Work instructions —
Please repeat every record exactly, leaving out any pictures.

○ ○ ○ ○ ○ ○ ○

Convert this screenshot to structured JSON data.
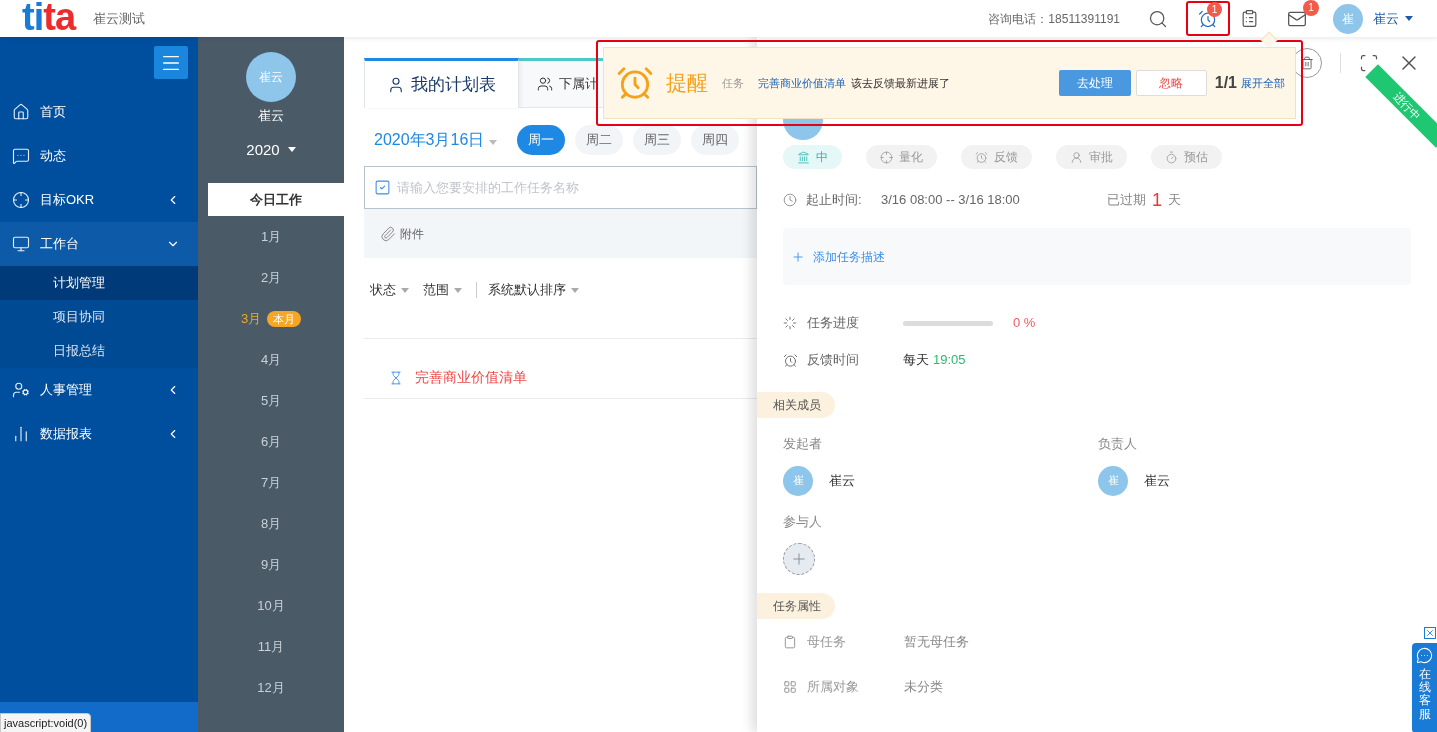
{
  "header": {
    "logo": [
      {
        "text": "ti",
        "color": "#1a7bd6"
      },
      {
        "text": "ta",
        "color": "#ee2a2a"
      }
    ],
    "company": "崔云测试",
    "phone": "咨询电话：18511391191",
    "alarm_badge": "1",
    "alarm_highlighted": true,
    "mail_badge": "1",
    "avatar": "崔",
    "user": "崔云"
  },
  "sidebar": {
    "items": [
      {
        "label": "首页",
        "expandable": false
      },
      {
        "label": "动态",
        "expandable": false
      },
      {
        "label": "目标OKR",
        "expandable": true,
        "expanded": false
      },
      {
        "label": "工作台",
        "expandable": true,
        "expanded": true,
        "children": [
          {
            "label": "计划管理",
            "selected": true
          },
          {
            "label": "项目协同",
            "selected": false
          },
          {
            "label": "日报总结",
            "selected": false
          }
        ]
      },
      {
        "label": "人事管理",
        "expandable": true,
        "expanded": false
      },
      {
        "label": "数据报表",
        "expandable": true,
        "expanded": false
      }
    ]
  },
  "status_tooltip": "javascript:void(0)",
  "calendar": {
    "avatar": "崔云",
    "name": "崔云",
    "year": "2020",
    "today": {
      "label": "今日工作",
      "selected": true
    },
    "months": [
      {
        "label": "1月",
        "current": false
      },
      {
        "label": "2月",
        "current": false
      },
      {
        "label": "3月",
        "current": true,
        "badge": "本月"
      },
      {
        "label": "4月",
        "current": false
      },
      {
        "label": "5月",
        "current": false
      },
      {
        "label": "6月",
        "current": false
      },
      {
        "label": "7月",
        "current": false
      },
      {
        "label": "8月",
        "current": false
      },
      {
        "label": "9月",
        "current": false
      },
      {
        "label": "10月",
        "current": false
      },
      {
        "label": "11月",
        "current": false
      },
      {
        "label": "12月",
        "current": false
      }
    ]
  },
  "main": {
    "tabs": [
      {
        "label": "我的计划表",
        "selected": true
      },
      {
        "label": "下属计",
        "selected": false
      }
    ],
    "date": "2020年3月16日",
    "days": [
      {
        "label": "周一",
        "selected": true
      },
      {
        "label": "周二",
        "selected": false
      },
      {
        "label": "周三",
        "selected": false
      },
      {
        "label": "周四",
        "selected": false
      }
    ],
    "task_input": {
      "placeholder": "请输入您要安排的工作任务名称"
    },
    "attachment": "附件",
    "filters": [
      {
        "label": "状态",
        "kind": "dropdown"
      },
      {
        "label": "范围",
        "kind": "dropdown"
      },
      {
        "kind": "divider"
      },
      {
        "label": "系统默认排序",
        "kind": "dropdown"
      }
    ],
    "tasks": [
      {
        "title": "完善商业价值清单"
      }
    ]
  },
  "detail": {
    "status_ribbon": "进行中",
    "tags": [
      {
        "label": "中",
        "active": true
      },
      {
        "label": "量化",
        "active": false
      },
      {
        "label": "反馈",
        "active": false
      },
      {
        "label": "审批",
        "active": false
      },
      {
        "label": "预估",
        "active": false
      }
    ],
    "time_label": "起止时间:",
    "time_range": "3/16 08:00 -- 3/16 18:00",
    "overdue_prefix": "已过期",
    "overdue_days": "1",
    "overdue_suffix": "天",
    "add_description": "添加任务描述",
    "progress": {
      "label": "任务进度",
      "level": 0,
      "reading": "0 %"
    },
    "feedback": {
      "label": "反馈时间",
      "freq": "每天",
      "time": "19:05"
    },
    "members_section": "相关成员",
    "initiator": {
      "label": "发起者",
      "avatar": "崔",
      "name": "崔云"
    },
    "owner": {
      "label": "负责人",
      "avatar": "崔",
      "name": "崔云"
    },
    "participants_label": "参与人",
    "attributes_section": "任务属性",
    "attributes": [
      {
        "label": "母任务",
        "value": "暂无母任务"
      },
      {
        "label": "所属对象",
        "value": "未分类"
      }
    ]
  },
  "reminder": {
    "highlighted": true,
    "title": "提醒",
    "type": "任务",
    "task_link": "完善商业价值清单",
    "message": "该去反馈最新进展了",
    "primary_button": "去处理",
    "ignore_button": "忽略",
    "count": "1/1",
    "expand_link": "展开全部"
  },
  "chat_widget": {
    "label": "在线客服"
  }
}
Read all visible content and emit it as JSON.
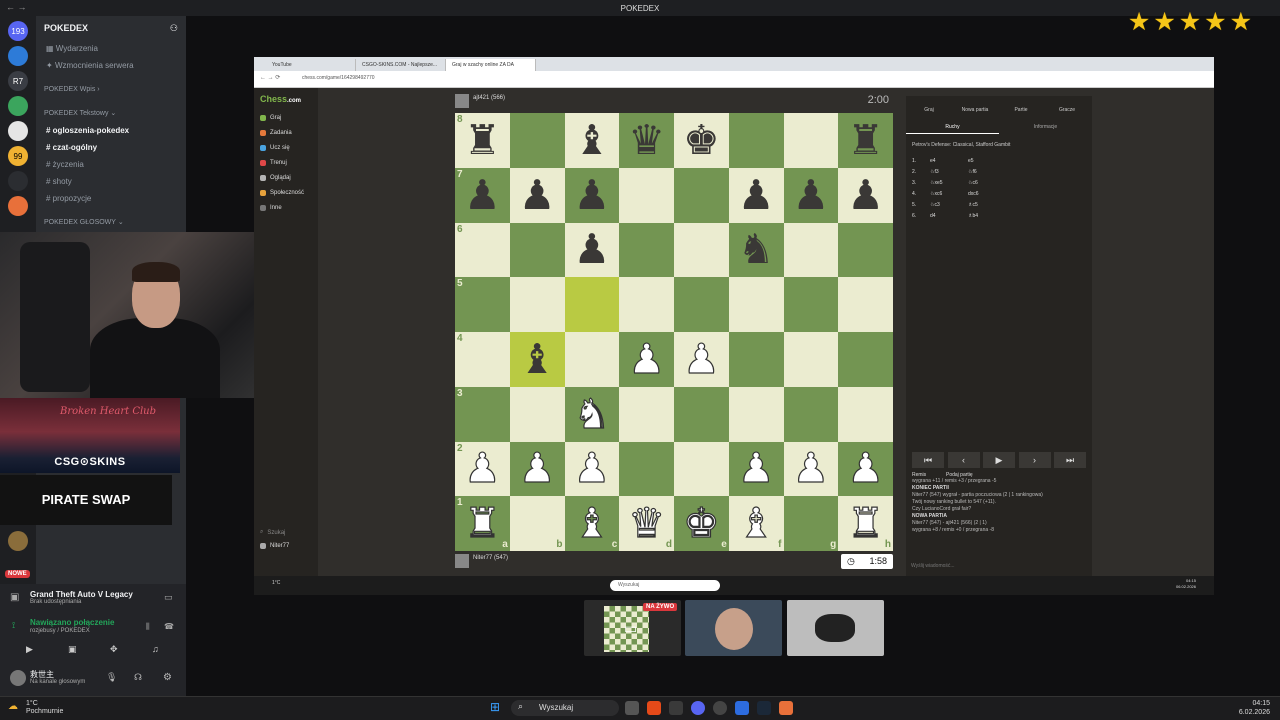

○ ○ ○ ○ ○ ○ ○

Final answer —
Convert this screenshot to structured JSON data.
{
  "header": {
    "logo": [
      {
        "text": "ti",
        "color": "#1a7bd6"
      },
      {
        "text": "ta",
        "color": "#ee2a2a"
      }
    ],
    "company": "崔云测试",
    "phone": "咨询电话：18511391191",
    "alarm_badge": "1",
    "alarm_highlighted": true,
    "mail_badge": "1",
    "avatar": "崔",
    "user": "崔云"
  },
  "sidebar": {
    "items": [
      {
        "label": "首页",
        "expandable": false
      },
      {
        "label": "动态",
        "expandable": false
      },
      {
        "label": "目标OKR",
        "expandable": true,
        "expanded": false
      },
      {
        "label": "工作台",
        "expandable": true,
        "expanded": true,
        "children": [
          {
            "label": "计划管理",
            "selected": true
          },
          {
            "label": "项目协同",
            "selected": false
          },
          {
            "label": "日报总结",
            "selected": false
          }
        ]
      },
      {
        "label": "人事管理",
        "expandable": true,
        "expanded": false
      },
      {
        "label": "数据报表",
        "expandable": true,
        "expanded": false
      }
    ]
  },
  "status_tooltip": "javascript:void(0)",
  "calendar": {
    "avatar": "崔云",
    "name": "崔云",
    "year": "2020",
    "today": {
      "label": "今日工作",
      "selected": true
    },
    "months": [
      {
        "label": "1月",
        "current": false
      },
      {
        "label": "2月",
        "current": false
      },
      {
        "label": "3月",
        "current": true,
        "badge": "本月"
      },
      {
        "label": "4月",
        "current": false
      },
      {
        "label": "5月",
        "current": false
      },
      {
        "label": "6月",
        "current": false
      },
      {
        "label": "7月",
        "current": false
      },
      {
        "label": "8月",
        "current": false
      },
      {
        "label": "9月",
        "current": false
      },
      {
        "label": "10月",
        "current": false
      },
      {
        "label": "11月",
        "current": false
      },
      {
        "label": "12月",
        "current": false
      }
    ]
  },
  "main": {
    "tabs": [
      {
        "label": "我的计划表",
        "selected": true
      },
      {
        "label": "下属计",
        "selected": false
      }
    ],
    "date": "2020年3月16日",
    "days": [
      {
        "label": "周一",
        "selected": true
      },
      {
        "label": "周二",
        "selected": false
      },
      {
        "label": "周三",
        "selected": false
      },
      {
        "label": "周四",
        "selected": false
      }
    ],
    "task_input": {
      "placeholder": "请输入您要安排的工作任务名称"
    },
    "attachment": "附件",
    "filters": [
      {
        "label": "状态",
        "kind": "dropdown"
      },
      {
        "label": "范围",
        "kind": "dropdown"
      },
      {
        "kind": "divider"
      },
      {
        "label": "系统默认排序",
        "kind": "dropdown"
      }
    ],
    "tasks": [
      {
        "title": "完善商业价值清单"
      }
    ]
  },
  "detail": {
    "status_ribbon": "进行中",
    "tags": [
      {
        "label": "中",
        "active": true
      },
      {
        "label": "量化",
        "active": false
      },
      {
        "label": "反馈",
        "active": false
      },
      {
        "label": "审批",
        "active": false
      },
      {
        "label": "预估",
        "active": false
      }
    ],
    "time_label": "起止时间:",
    "time_range": "3/16 08:00 -- 3/16 18:00",
    "overdue_prefix": "已过期",
    "overdue_days": "1",
    "overdue_suffix": "天",
    "add_description": "添加任务描述",
    "progress": {
      "label": "任务进度",
      "level": 0,
      "reading": "0 %"
    },
    "feedback": {
      "label": "反馈时间",
      "freq": "每天",
      "time": "19:05"
    },
    "members_section": "相关成员",
    "initiator": {
      "label": "发起者",
      "avatar": "崔",
      "name": "崔云"
    },
    "owner": {
      "label": "负责人",
      "avatar": "崔",
      "name": "崔云"
    },
    "participants_label": "参与人",
    "attributes_section": "任务属性",
    "attributes": [
      {
        "label": "母任务",
        "value": "暂无母任务"
      },
      {
        "label": "所属对象",
        "value": "未分类"
      }
    ]
  },
  "reminder": {
    "highlighted": true,
    "title": "提醒",
    "type": "任务",
    "task_link": "完善商业价值清单",
    "message": "该去反馈最新进展了",
    "primary_button": "去处理",
    "ignore_button": "忽略",
    "count": "1/1",
    "expand_link": "展开全部"
  },
  "chat_widget": {
    "label": "在线客服"
  }
}
Read all visible content and emit it as JSON.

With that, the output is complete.